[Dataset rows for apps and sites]
*** Block opens ***
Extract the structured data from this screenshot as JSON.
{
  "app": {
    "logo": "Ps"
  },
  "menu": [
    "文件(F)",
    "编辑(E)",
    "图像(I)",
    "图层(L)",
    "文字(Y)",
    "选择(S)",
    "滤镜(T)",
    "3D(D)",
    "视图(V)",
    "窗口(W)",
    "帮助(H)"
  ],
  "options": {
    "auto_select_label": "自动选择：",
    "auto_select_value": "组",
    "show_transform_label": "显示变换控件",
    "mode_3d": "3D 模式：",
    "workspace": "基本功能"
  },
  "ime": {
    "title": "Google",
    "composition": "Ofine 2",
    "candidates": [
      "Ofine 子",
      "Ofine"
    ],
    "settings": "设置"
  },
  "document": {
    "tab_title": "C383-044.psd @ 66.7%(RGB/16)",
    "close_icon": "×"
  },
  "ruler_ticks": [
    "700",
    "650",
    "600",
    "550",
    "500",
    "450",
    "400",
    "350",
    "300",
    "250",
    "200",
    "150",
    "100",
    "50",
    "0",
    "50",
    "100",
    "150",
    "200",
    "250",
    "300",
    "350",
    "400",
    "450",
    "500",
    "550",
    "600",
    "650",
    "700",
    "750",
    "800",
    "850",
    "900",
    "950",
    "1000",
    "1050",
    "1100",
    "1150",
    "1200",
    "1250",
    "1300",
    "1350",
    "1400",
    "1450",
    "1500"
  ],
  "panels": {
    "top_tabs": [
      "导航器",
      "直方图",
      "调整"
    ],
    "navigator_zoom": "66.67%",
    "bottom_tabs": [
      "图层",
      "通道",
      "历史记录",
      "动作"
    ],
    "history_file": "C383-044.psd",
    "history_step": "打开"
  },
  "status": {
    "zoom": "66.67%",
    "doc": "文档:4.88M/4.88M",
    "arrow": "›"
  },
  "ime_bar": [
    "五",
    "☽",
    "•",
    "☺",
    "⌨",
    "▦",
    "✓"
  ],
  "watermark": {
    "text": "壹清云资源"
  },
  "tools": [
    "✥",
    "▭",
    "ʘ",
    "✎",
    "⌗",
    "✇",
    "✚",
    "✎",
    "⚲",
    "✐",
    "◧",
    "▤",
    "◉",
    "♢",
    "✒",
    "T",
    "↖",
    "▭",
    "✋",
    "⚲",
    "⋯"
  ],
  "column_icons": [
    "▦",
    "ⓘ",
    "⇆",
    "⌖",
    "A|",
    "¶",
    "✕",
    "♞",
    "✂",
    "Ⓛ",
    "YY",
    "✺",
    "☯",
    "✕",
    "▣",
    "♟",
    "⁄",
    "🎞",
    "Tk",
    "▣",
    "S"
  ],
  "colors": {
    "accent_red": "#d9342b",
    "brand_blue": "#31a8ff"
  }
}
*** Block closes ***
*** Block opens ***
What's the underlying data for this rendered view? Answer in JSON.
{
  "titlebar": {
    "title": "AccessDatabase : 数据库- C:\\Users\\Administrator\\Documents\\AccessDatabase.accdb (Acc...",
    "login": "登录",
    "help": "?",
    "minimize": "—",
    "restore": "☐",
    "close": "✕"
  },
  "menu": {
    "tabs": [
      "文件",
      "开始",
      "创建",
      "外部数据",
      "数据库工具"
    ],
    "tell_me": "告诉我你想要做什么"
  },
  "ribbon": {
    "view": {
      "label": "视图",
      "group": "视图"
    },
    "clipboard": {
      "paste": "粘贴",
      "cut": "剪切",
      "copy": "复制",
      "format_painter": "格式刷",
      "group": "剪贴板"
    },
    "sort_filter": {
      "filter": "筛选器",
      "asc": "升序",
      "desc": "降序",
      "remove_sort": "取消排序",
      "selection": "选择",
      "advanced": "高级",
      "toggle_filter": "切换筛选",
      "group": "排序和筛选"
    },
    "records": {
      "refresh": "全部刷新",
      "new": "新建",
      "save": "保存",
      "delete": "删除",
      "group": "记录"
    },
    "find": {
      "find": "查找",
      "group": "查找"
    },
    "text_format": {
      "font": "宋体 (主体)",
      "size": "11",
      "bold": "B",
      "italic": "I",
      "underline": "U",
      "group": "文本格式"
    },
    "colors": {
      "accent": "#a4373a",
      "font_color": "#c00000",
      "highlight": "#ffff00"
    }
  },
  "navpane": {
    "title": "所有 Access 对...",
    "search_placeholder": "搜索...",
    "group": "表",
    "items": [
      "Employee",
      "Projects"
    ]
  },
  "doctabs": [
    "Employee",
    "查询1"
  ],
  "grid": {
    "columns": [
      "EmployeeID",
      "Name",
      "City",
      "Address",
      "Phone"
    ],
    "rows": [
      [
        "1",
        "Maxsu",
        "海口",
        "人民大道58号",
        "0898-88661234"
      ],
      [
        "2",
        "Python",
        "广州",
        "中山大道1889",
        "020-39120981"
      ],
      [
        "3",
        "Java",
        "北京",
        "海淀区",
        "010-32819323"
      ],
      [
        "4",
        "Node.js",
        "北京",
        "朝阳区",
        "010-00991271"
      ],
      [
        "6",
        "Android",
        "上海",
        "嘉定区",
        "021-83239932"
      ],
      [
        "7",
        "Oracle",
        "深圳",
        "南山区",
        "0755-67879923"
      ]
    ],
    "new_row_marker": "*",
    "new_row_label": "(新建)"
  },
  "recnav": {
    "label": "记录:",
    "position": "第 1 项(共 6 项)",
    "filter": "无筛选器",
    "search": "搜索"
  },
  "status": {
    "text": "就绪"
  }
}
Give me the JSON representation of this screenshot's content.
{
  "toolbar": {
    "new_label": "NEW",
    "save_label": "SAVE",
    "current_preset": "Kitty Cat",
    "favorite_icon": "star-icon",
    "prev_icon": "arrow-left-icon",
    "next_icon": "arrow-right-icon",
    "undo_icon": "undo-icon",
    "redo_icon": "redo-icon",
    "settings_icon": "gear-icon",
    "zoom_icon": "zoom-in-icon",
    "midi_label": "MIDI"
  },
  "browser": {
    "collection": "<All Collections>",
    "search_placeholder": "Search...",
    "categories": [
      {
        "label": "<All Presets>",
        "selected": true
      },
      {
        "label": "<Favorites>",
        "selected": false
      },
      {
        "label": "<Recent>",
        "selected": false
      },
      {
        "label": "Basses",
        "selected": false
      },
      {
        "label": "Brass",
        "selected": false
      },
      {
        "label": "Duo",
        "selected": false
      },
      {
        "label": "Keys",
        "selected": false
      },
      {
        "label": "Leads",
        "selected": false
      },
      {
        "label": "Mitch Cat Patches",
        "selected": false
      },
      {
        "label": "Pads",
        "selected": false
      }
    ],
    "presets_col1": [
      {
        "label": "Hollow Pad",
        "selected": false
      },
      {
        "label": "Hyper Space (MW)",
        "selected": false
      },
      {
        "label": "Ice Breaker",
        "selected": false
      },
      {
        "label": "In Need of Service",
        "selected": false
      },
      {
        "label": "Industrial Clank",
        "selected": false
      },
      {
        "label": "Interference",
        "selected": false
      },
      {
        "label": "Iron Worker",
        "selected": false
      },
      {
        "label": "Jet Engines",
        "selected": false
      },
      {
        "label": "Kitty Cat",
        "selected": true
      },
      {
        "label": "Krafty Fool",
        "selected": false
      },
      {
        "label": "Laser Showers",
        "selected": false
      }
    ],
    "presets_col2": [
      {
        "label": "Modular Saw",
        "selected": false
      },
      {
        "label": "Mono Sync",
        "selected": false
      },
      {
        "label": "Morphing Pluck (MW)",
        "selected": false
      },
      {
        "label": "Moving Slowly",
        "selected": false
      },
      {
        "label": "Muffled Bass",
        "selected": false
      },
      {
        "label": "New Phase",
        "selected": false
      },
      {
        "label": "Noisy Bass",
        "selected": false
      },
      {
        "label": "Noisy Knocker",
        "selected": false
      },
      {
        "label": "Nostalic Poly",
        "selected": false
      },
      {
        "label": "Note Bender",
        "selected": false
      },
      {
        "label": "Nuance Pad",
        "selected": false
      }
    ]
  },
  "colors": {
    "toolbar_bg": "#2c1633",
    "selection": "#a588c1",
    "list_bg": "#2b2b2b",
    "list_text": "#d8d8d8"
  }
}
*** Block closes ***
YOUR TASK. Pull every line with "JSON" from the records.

WRITTEN REPLY.
Extract the structured data from this screenshot as JSON.
What's the underlying data for this rendered view? Answer in JSON.
Give me the JSON representation of this screenshot's content.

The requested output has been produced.